**WHAT TO WORK ON**
All lines with the word "summary" in the material below are required.

*** Opening RECORDS TO USE ***

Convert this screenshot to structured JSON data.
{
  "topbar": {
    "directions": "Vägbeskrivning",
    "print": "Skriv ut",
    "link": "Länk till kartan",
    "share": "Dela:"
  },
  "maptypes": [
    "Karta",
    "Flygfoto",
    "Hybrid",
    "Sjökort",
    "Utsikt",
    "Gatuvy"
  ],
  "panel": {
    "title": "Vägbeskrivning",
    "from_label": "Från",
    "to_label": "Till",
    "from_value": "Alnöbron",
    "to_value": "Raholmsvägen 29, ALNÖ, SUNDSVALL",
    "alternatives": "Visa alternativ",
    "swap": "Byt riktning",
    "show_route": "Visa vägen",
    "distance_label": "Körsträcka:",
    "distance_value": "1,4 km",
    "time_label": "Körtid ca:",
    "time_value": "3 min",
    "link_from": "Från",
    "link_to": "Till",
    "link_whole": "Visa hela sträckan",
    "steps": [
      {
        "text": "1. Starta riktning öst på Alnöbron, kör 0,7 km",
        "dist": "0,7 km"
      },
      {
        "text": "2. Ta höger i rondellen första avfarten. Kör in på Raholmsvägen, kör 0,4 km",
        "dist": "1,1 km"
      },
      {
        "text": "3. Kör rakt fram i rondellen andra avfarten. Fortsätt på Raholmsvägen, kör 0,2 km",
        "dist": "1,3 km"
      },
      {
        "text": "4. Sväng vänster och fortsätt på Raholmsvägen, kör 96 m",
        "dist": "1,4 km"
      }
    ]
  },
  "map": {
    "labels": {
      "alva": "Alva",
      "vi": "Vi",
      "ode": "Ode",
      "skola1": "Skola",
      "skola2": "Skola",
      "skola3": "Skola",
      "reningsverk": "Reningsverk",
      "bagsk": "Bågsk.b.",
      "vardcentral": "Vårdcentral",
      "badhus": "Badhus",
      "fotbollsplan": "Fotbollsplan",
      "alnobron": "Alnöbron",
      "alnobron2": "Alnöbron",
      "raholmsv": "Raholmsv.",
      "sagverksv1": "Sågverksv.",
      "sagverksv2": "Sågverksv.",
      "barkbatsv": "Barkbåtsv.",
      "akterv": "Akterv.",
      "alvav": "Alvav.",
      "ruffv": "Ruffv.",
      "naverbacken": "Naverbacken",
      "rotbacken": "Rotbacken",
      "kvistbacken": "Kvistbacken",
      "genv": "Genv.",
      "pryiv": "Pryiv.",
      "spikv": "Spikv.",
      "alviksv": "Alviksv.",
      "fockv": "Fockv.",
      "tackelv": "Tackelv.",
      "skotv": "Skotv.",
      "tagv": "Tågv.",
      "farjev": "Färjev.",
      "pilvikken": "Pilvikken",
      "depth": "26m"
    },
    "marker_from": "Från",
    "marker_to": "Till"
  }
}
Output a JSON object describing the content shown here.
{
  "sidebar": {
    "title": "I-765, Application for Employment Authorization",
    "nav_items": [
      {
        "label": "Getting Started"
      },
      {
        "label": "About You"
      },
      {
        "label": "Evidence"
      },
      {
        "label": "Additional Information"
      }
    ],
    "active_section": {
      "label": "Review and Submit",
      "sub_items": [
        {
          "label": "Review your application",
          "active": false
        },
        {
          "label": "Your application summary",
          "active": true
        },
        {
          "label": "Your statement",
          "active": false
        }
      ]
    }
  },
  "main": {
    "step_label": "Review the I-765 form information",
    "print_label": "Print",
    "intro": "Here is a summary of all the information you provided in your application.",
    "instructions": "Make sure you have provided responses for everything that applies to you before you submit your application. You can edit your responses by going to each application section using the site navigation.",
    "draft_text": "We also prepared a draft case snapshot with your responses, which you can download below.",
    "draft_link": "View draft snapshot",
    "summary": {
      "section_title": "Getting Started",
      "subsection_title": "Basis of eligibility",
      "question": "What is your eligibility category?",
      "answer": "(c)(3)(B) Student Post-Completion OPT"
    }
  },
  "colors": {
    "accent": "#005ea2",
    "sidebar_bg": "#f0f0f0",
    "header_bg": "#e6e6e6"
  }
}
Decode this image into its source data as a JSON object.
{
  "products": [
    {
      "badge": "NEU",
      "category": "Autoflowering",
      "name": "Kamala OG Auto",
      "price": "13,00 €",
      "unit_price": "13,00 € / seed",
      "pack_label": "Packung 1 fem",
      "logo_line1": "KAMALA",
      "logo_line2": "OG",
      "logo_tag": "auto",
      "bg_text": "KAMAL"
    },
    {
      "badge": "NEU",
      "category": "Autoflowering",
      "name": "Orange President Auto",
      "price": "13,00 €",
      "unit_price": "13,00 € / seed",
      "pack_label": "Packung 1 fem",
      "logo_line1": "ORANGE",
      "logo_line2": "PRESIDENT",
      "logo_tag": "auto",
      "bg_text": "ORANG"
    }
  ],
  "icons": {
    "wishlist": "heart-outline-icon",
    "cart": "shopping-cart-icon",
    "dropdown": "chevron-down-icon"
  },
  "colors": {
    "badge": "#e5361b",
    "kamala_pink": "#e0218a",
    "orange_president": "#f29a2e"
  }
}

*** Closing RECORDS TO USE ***

**ANSWER BOX**
          "label": "Your application summary",
    "intro": "Here is a summary of all the information you provided in your application.",
    "summary": {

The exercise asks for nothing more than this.